◆ Work item ◆
Could you give back every record below exactly, leaving out the pictures?

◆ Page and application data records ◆
__________

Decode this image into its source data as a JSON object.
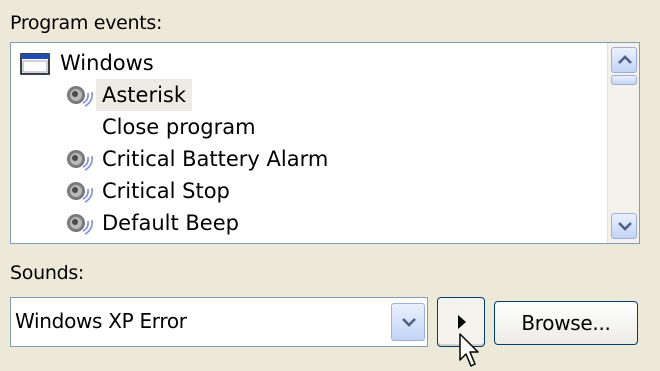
{
  "program_events": {
    "label": "Program events:",
    "items": [
      {
        "label": "Windows",
        "icon": "window-icon",
        "selected": false
      },
      {
        "label": "Asterisk",
        "icon": "speaker-icon",
        "selected": true
      },
      {
        "label": "Close program",
        "icon": "none",
        "selected": false
      },
      {
        "label": "Critical Battery Alarm",
        "icon": "speaker-icon",
        "selected": false
      },
      {
        "label": "Critical Stop",
        "icon": "speaker-icon",
        "selected": false
      },
      {
        "label": "Default Beep",
        "icon": "speaker-icon",
        "selected": false
      }
    ]
  },
  "sounds": {
    "label": "Sounds:",
    "selected_value": "Windows XP Error"
  },
  "buttons": {
    "play_icon": "play-icon",
    "browse_label": "Browse..."
  },
  "colors": {
    "dialog_background": "#ece9d8",
    "list_border": "#7f9db9",
    "button_border": "#003c74",
    "selection_highlight": "#ecebe6"
  }
}
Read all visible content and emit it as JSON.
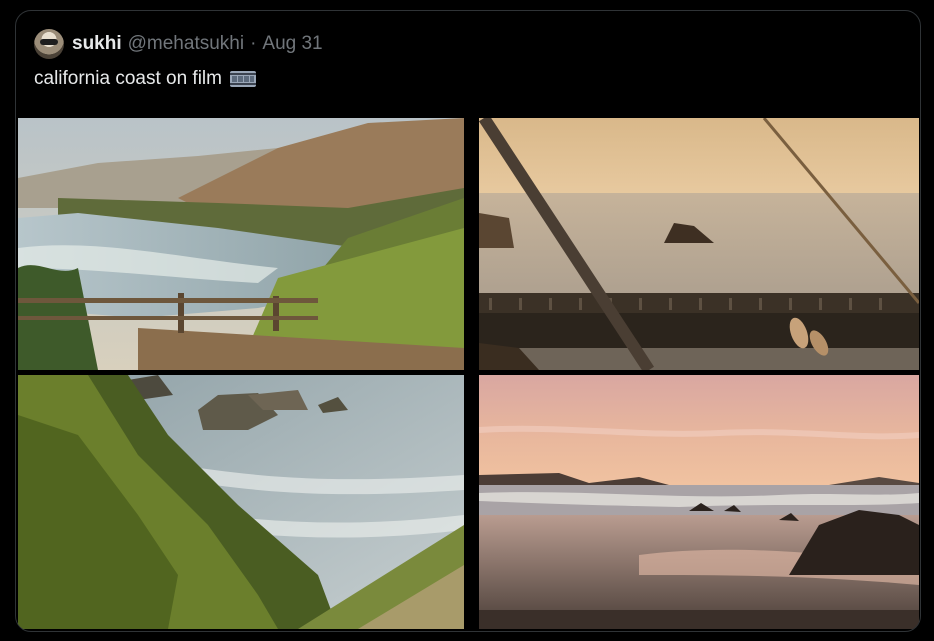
{
  "tweet": {
    "author_name": "sukhi",
    "handle": "@mehatsukhi",
    "separator": "·",
    "date": "Aug 31",
    "text": "california coast on film",
    "text_emoji_icon": "film-frames-icon"
  },
  "media": {
    "images": [
      {
        "name": "coastal-highway-photo",
        "icon": "image"
      },
      {
        "name": "ocean-bridge-railing-photo",
        "icon": "image"
      },
      {
        "name": "cliffside-beach-photo",
        "icon": "image"
      },
      {
        "name": "sunset-beach-photo",
        "icon": "image"
      }
    ]
  }
}
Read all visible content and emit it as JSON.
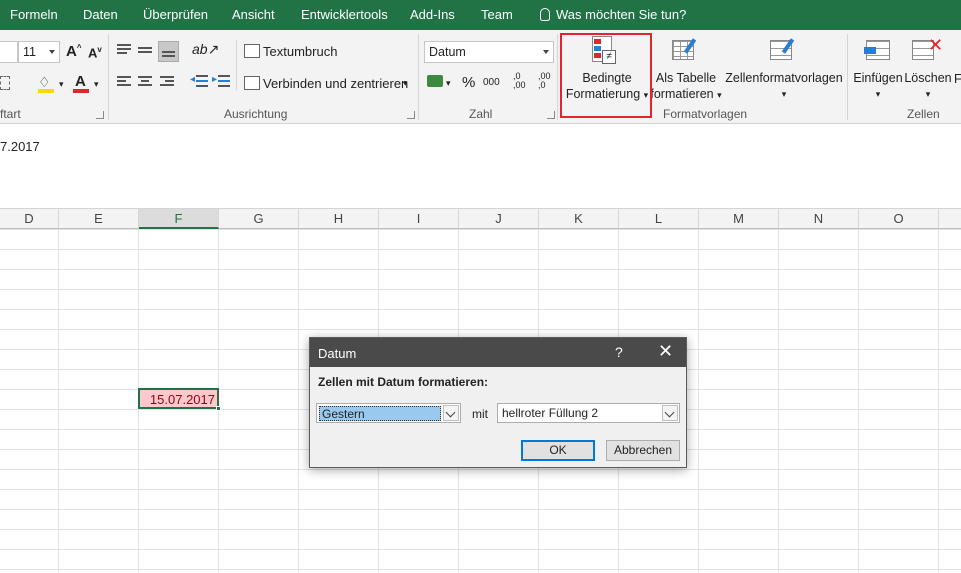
{
  "tabs": [
    "Formeln",
    "Daten",
    "Überprüfen",
    "Ansicht",
    "Entwicklertools",
    "Add-Ins",
    "Team"
  ],
  "tell_me": "Was möchten Sie tun?",
  "ribbon": {
    "font_size": "11",
    "font_group_label": "ftart",
    "alignment": {
      "wrap_text": "Textumbruch",
      "merge_center": "Verbinden und zentrieren",
      "label": "Ausrichtung"
    },
    "number": {
      "format": "Datum",
      "label": "Zahl",
      "percent": "%",
      "thousands": "000",
      "inc_decimal": ",0\n,00",
      "dec_decimal": ",00\n,0"
    },
    "styles": {
      "conditional_line1": "Bedingte",
      "conditional_line2": "Formatierung",
      "as_table_line1": "Als Tabelle",
      "as_table_line2": "formatieren",
      "cell_styles": "Zellenformatvorlagen",
      "label": "Formatvorlagen"
    },
    "cells": {
      "insert": "Einfügen",
      "delete": "Löschen",
      "format_partial": "F",
      "label": "Zellen"
    },
    "accent_color": "#217346",
    "highlight_color": "#e3242b"
  },
  "formula_bar": {
    "value": "7.2017"
  },
  "columns": [
    "D",
    "E",
    "F",
    "G",
    "H",
    "I",
    "J",
    "K",
    "L",
    "M",
    "N",
    "O"
  ],
  "selected_column": "F",
  "active_cell": {
    "value": "15.07.2017",
    "fill": "#ffc7ce",
    "font_color": "#9c0006"
  },
  "dialog": {
    "title": "Datum",
    "help": "?",
    "close": "✕",
    "heading": "Zellen mit Datum formatieren:",
    "condition": "Gestern",
    "with_label": "mit",
    "format": "hellroter Füllung 2",
    "ok": "OK",
    "cancel": "Abbrechen"
  }
}
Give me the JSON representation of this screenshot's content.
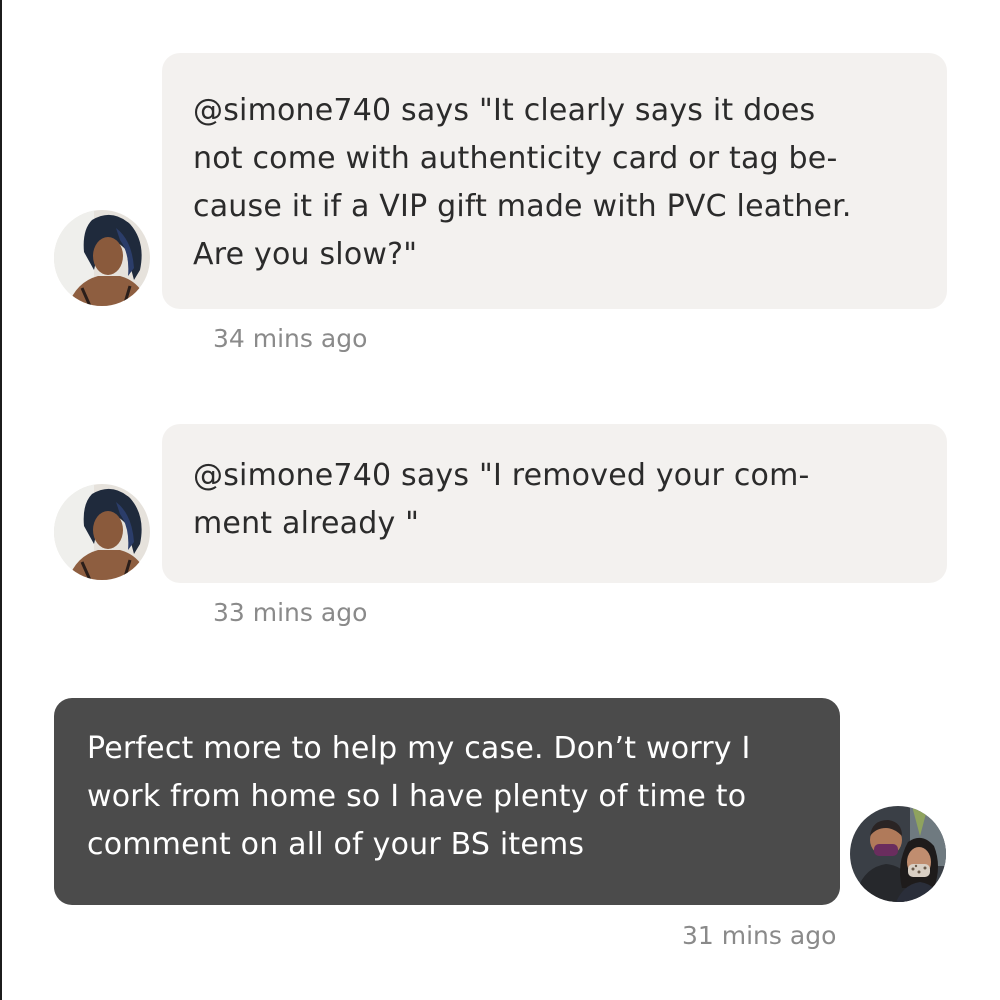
{
  "messages": [
    {
      "sender": "other",
      "text": "@simone740 says \"It clearly says it does\nnot come with authenticity card or tag be-\ncause it if a VIP gift made with PVC leather.\nAre you slow?\"",
      "time": "34 mins ago",
      "avatar": "other-user-avatar"
    },
    {
      "sender": "other",
      "text": "@simone740 says \"I removed your com-\nment already \"",
      "time": "33 mins ago",
      "avatar": "other-user-avatar"
    },
    {
      "sender": "me",
      "text": "Perfect more to help my case. Don’t worry I\nwork from home so I have plenty of time to\ncomment on all of your BS items",
      "time": "31 mins ago",
      "avatar": "current-user-avatar"
    }
  ],
  "colors": {
    "incoming_bubble": "#f3f1ef",
    "outgoing_bubble": "#4b4b4b",
    "timestamp": "#8a8a8a"
  }
}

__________

◆ Solution to the exercise ◆
Decode this image into its source data as a JSON object.
{
  "program_events": {
    "label": "Program events:",
    "items": [
      {
        "label": "Windows",
        "icon": "window-icon",
        "selected": false
      },
      {
        "label": "Asterisk",
        "icon": "speaker-icon",
        "selected": true
      },
      {
        "label": "Close program",
        "icon": "none",
        "selected": false
      },
      {
        "label": "Critical Battery Alarm",
        "icon": "speaker-icon",
        "selected": false
      },
      {
        "label": "Critical Stop",
        "icon": "speaker-icon",
        "selected": false
      },
      {
        "label": "Default Beep",
        "icon": "speaker-icon",
        "selected": false
      }
    ]
  },
  "sounds": {
    "label": "Sounds:",
    "selected_value": "Windows XP Error"
  },
  "buttons": {
    "play_icon": "play-icon",
    "browse_label": "Browse..."
  },
  "colors": {
    "dialog_background": "#ece9d8",
    "list_border": "#7f9db9",
    "button_border": "#003c74",
    "selection_highlight": "#ecebe6"
  }
}
Read all visible content and emit it as JSON.
{
  "tweet": {
    "author_name": "sukhi",
    "handle": "@mehatsukhi",
    "separator": "·",
    "date": "Aug 31",
    "text": "california coast on film",
    "text_emoji_icon": "film-frames-icon"
  },
  "media": {
    "images": [
      {
        "name": "coastal-highway-photo",
        "icon": "image"
      },
      {
        "name": "ocean-bridge-railing-photo",
        "icon": "image"
      },
      {
        "name": "cliffside-beach-photo",
        "icon": "image"
      },
      {
        "name": "sunset-beach-photo",
        "icon": "image"
      }
    ]
  }
}
Read all visible content and emit it as JSON.
{
  "tabs": [
    "Formeln",
    "Daten",
    "Überprüfen",
    "Ansicht",
    "Entwicklertools",
    "Add-Ins",
    "Team"
  ],
  "tell_me": "Was möchten Sie tun?",
  "ribbon": {
    "font_size": "11",
    "font_group_label": "ftart",
    "alignment": {
      "wrap_text": "Textumbruch",
      "merge_center": "Verbinden und zentrieren",
      "label": "Ausrichtung"
    },
    "number": {
      "format": "Datum",
      "label": "Zahl",
      "percent": "%",
      "thousands": "000",
      "inc_decimal": ",0\n,00",
      "dec_decimal": ",00\n,0"
    },
    "styles": {
      "conditional_line1": "Bedingte",
      "conditional_line2": "Formatierung",
      "as_table_line1": "Als Tabelle",
      "as_table_line2": "formatieren",
      "cell_styles": "Zellenformatvorlagen",
      "label": "Formatvorlagen"
    },
    "cells": {
      "insert": "Einfügen",
      "delete": "Löschen",
      "format_partial": "F",
      "label": "Zellen"
    },
    "accent_color": "#217346",
    "highlight_color": "#e3242b"
  },
  "formula_bar": {
    "value": "7.2017"
  },
  "columns": [
    "D",
    "E",
    "F",
    "G",
    "H",
    "I",
    "J",
    "K",
    "L",
    "M",
    "N",
    "O"
  ],
  "selected_column": "F",
  "active_cell": {
    "value": "15.07.2017",
    "fill": "#ffc7ce",
    "font_color": "#9c0006"
  },
  "dialog": {
    "title": "Datum",
    "help": "?",
    "close": "✕",
    "heading": "Zellen mit Datum formatieren:",
    "condition": "Gestern",
    "with_label": "mit",
    "format": "hellroter Füllung 2",
    "ok": "OK",
    "cancel": "Abbrechen"
  }
}
Give me the JSON representation of this screenshot's content.
{
  "messages": [
    {
      "sender": "other",
      "text": "@simone740 says \"It clearly says it does\nnot come with authenticity card or tag be-\ncause it if a VIP gift made with PVC leather.\nAre you slow?\"",
      "time": "34 mins ago",
      "avatar": "other-user-avatar"
    },
    {
      "sender": "other",
      "text": "@simone740 says \"I removed your com-\nment already \"",
      "time": "33 mins ago",
      "avatar": "other-user-avatar"
    },
    {
      "sender": "me",
      "text": "Perfect more to help my case. Don’t worry I\nwork from home so I have plenty of time to\ncomment on all of your BS items",
      "time": "31 mins ago",
      "avatar": "current-user-avatar"
    }
  ],
  "colors": {
    "incoming_bubble": "#f3f1ef",
    "outgoing_bubble": "#4b4b4b",
    "timestamp": "#8a8a8a"
  }
}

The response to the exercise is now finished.